Alnwick I: Market History and Treehouse Mystery


Market Cross, Alnwick

Warmer weather and the post-exam lack of stress make a magic combination for day trips. As a southerner but keen on exploring the North East further, I’ve teams up with friends to the historic Northumberland town of Alnwick, and what a lovely day out it was. (I wasn’t soaked in the rain. So better than Lindisfarne.)

As I am a bit of a Potterhead I know Alnwick Castle was used as a set for the earlier Potter films, but that’s as much as I know. Fortunately, I am in safe(?) hands this time as our resident Geordie(?) was a regular visitor to the town. And I can see why.

Alnwick’s railway station was axed by Beeching (an important fact for later) in the 60s; so to get there the closest station is the curiously-named (as it’s actually located somewhere else) ‘Alnmouth for Alnwick’, and complete the remaining 3 miles on the bus. The rail and bus schedule do not correlate, thus as we stepped off the train there’s a 40-minute gap for the next bus. The idea to walk it was short-lived, and we aptly spend the time playing Poohsticks, and a game of ‘will-the-bus-appear-or-not’ instead.

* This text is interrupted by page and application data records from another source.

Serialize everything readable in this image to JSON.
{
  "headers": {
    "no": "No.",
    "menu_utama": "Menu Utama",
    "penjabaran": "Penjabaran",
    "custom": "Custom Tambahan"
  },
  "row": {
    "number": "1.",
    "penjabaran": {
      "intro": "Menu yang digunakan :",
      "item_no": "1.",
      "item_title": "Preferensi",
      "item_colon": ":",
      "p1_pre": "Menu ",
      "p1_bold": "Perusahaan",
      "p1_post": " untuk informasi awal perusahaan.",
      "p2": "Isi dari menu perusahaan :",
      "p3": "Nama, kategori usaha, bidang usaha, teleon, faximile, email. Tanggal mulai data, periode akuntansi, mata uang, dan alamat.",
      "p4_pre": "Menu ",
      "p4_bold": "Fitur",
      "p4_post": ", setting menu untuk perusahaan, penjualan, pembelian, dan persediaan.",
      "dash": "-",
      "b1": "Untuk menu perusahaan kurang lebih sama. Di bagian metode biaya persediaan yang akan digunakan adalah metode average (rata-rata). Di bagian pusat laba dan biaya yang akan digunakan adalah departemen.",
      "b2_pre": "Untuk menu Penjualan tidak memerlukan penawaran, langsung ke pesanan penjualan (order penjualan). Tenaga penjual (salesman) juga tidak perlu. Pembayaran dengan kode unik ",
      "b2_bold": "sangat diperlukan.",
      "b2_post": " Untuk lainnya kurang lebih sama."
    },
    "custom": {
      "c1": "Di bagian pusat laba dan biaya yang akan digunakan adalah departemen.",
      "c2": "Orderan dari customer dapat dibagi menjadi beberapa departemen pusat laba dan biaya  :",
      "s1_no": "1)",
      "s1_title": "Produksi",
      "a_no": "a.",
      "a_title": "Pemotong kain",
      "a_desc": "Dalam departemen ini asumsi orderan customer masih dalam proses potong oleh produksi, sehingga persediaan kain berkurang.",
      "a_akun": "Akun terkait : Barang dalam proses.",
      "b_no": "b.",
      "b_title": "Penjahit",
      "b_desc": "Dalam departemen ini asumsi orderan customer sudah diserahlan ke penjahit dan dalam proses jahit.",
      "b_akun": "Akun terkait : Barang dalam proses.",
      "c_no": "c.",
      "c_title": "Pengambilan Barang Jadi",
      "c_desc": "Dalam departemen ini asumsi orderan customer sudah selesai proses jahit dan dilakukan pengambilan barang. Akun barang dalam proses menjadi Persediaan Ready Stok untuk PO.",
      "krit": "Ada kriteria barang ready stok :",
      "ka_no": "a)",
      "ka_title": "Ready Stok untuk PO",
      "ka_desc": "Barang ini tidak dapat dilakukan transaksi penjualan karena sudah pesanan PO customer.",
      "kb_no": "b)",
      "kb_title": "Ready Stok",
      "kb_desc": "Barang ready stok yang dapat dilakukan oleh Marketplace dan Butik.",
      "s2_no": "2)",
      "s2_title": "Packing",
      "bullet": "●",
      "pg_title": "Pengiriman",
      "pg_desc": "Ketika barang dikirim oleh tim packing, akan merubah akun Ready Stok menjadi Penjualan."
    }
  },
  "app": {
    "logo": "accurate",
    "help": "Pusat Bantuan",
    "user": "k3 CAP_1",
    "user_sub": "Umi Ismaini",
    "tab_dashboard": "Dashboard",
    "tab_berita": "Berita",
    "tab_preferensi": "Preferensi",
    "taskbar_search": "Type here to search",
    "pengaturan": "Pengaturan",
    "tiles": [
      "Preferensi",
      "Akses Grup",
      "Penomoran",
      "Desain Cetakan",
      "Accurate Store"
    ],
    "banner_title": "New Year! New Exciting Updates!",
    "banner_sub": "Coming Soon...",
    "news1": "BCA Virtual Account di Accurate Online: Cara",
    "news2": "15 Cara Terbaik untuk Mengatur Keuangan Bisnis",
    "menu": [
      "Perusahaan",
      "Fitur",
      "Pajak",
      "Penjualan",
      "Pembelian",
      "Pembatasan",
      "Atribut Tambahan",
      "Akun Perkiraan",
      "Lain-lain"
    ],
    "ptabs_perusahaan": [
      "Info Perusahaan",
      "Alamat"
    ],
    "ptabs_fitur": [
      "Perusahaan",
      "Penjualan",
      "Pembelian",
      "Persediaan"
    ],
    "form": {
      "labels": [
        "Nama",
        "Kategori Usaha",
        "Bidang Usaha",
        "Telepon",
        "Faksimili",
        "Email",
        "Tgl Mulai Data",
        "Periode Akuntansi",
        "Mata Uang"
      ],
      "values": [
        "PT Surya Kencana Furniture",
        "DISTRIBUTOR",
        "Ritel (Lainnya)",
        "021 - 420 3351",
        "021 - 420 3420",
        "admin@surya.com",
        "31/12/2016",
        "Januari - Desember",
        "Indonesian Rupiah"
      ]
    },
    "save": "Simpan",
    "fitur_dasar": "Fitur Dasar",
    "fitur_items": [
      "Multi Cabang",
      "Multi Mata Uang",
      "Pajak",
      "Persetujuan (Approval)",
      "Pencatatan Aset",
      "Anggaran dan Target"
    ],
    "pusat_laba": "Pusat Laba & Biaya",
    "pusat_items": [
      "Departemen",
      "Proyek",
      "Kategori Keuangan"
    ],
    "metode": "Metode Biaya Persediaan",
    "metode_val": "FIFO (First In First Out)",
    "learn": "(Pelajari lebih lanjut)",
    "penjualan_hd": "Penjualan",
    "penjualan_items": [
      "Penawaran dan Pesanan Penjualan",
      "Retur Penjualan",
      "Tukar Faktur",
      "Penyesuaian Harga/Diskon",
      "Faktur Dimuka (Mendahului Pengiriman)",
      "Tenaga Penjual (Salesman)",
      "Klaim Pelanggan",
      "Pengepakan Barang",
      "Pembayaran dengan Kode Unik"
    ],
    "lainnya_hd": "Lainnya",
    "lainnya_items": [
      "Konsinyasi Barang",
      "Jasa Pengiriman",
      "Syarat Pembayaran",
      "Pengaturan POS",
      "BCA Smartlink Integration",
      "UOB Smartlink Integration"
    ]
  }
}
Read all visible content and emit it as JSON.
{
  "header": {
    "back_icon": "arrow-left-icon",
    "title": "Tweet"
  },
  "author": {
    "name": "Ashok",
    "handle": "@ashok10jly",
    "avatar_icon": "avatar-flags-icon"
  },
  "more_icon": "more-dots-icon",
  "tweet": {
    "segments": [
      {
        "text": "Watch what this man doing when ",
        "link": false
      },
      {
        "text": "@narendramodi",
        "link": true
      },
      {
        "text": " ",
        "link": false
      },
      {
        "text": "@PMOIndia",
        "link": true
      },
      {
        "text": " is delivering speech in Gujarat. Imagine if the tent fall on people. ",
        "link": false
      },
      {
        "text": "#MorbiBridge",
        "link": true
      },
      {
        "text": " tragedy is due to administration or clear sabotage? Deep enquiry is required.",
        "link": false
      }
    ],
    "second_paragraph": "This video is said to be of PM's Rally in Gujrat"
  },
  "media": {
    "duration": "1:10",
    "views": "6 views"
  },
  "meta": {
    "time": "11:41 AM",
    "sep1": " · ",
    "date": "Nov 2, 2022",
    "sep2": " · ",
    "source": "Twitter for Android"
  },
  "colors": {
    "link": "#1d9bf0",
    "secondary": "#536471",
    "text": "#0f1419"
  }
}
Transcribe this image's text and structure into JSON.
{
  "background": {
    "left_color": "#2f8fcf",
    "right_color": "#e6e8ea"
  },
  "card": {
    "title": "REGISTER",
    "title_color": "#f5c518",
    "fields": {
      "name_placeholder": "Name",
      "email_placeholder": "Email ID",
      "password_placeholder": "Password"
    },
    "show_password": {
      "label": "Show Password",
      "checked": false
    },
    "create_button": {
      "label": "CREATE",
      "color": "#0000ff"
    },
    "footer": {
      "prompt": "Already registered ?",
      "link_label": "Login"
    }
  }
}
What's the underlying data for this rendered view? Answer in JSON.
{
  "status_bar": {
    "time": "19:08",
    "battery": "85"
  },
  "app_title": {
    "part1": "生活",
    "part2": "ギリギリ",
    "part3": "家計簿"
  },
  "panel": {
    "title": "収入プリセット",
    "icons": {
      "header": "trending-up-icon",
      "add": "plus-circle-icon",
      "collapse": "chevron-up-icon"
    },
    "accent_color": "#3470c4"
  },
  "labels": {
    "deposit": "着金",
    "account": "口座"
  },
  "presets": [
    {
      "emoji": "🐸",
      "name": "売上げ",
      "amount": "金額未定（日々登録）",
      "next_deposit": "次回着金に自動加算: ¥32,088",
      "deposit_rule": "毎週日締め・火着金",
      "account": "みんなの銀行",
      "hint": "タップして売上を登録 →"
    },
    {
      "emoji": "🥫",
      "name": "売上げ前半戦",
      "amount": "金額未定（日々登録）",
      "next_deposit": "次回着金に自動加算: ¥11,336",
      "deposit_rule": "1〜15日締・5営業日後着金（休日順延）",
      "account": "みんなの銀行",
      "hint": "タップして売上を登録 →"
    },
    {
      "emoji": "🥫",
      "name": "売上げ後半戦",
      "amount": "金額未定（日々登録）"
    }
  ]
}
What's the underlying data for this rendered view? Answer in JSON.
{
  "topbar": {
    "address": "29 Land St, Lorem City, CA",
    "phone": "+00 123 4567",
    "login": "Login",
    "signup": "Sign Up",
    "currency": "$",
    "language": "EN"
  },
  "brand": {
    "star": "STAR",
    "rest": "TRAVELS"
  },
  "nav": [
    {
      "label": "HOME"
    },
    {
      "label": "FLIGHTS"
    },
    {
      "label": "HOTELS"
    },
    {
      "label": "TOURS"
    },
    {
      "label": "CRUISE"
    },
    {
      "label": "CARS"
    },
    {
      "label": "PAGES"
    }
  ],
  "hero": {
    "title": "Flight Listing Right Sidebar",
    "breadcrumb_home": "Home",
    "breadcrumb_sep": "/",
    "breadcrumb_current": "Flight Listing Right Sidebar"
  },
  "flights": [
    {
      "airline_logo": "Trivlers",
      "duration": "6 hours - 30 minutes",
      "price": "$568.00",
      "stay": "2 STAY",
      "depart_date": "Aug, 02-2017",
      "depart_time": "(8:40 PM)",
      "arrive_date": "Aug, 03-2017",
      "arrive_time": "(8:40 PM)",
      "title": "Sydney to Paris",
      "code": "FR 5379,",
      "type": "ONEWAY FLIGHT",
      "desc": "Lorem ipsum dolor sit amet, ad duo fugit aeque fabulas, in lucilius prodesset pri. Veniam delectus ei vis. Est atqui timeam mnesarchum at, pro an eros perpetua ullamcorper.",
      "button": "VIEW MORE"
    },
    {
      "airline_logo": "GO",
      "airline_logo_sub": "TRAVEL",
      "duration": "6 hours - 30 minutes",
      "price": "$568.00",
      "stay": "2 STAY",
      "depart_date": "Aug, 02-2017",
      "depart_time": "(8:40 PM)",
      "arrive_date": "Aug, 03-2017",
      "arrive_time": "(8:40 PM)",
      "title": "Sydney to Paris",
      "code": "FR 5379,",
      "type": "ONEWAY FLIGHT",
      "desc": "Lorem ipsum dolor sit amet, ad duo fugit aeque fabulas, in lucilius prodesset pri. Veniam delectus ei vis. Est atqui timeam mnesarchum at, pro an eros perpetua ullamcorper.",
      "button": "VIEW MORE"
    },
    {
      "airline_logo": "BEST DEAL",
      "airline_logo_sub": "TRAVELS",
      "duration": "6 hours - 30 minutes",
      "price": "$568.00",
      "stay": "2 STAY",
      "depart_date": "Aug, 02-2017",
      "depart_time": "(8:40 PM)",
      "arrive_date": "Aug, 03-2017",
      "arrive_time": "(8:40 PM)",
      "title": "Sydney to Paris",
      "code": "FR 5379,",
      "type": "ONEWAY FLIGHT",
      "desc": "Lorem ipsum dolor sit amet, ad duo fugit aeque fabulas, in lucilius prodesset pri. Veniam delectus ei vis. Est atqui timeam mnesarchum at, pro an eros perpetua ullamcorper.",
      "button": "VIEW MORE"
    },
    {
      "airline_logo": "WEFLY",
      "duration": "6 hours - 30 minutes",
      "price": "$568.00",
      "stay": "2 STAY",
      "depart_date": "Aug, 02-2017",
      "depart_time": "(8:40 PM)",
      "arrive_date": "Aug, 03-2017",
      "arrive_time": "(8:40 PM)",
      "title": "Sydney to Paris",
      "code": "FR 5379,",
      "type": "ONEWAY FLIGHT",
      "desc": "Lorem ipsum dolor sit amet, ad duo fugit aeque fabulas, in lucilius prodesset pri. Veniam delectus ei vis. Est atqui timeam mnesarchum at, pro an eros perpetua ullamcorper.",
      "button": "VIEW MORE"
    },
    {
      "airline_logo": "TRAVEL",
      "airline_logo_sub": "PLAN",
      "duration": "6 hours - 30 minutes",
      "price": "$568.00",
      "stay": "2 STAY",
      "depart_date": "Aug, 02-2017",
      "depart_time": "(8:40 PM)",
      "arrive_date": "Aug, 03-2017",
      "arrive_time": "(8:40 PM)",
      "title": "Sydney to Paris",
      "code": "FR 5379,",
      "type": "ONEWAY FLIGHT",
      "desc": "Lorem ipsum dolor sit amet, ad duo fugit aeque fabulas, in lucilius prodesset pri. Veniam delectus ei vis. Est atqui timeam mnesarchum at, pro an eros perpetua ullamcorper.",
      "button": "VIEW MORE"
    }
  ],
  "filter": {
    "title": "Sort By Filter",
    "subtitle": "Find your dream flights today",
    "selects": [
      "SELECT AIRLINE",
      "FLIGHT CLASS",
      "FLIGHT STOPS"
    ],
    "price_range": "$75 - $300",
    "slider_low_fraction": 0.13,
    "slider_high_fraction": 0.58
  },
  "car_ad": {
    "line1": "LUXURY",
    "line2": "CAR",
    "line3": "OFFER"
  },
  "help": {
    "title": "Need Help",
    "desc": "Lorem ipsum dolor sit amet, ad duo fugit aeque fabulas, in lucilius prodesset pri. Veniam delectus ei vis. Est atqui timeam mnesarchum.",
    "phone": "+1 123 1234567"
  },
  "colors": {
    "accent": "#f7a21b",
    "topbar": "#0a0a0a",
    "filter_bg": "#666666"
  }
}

As it is in character for rural buses, it arrived fashionably late and took us over a stretch of hills (that I’m so glad I didn’t have to climb) into Alnwick.


Living under the castle’s shadow in touristic terms (actually, literally too), the town is worthy of a mention in its own right. It has retained much of the cobbled streets and narrow alleyways of the medieval times, completed with stone gates and buildings. Most buildings in the centre date from at least the Victorian era and the cafes at the market squares are certainly a nice place to spend a leisurely summer afternoon.

We then headed to the castle, however, what we’re here to see is not the structure built in rocks; but in wood. The gardens surrounding the castle boasts an enormous Treehouse that would not look out of place in any fantasy movies.


I mean, look at it

The treehouse is a restaurant-lookout-exhibition room complex connected by rope bridges of all things. Imagine this place when it’s covered with snow, it’s basically Hogsmeade. Apparently, they do Christmas Dinner here too *reminder set*

Not to mention, the view out the countryside with Alnwick castle in the background was amazing. It was as if some childhood dreams were mashed up and realised: standing atop of a gigantic treehouse, looking out to my ‘kingdom’ completed with a medieval castle.


Much of the next hour was then spent exploring the small paths along the riverside, with a dose of spontaneous tree-lifting and admiring random pieces of art scattering in the woods.

You might be surprised that I didn’t actually mention the Castle itself. Being students (read: broke/cheap/disinterested?), we were deterred by the entrance fee.

Because, well, the Castle wasn’t the crown jewel of the day anyway. That honour is reserved for the Barter Books, a place where books, trains and flapjacks (*these are a few of my favourite things*) collide. That’s for tomorrow!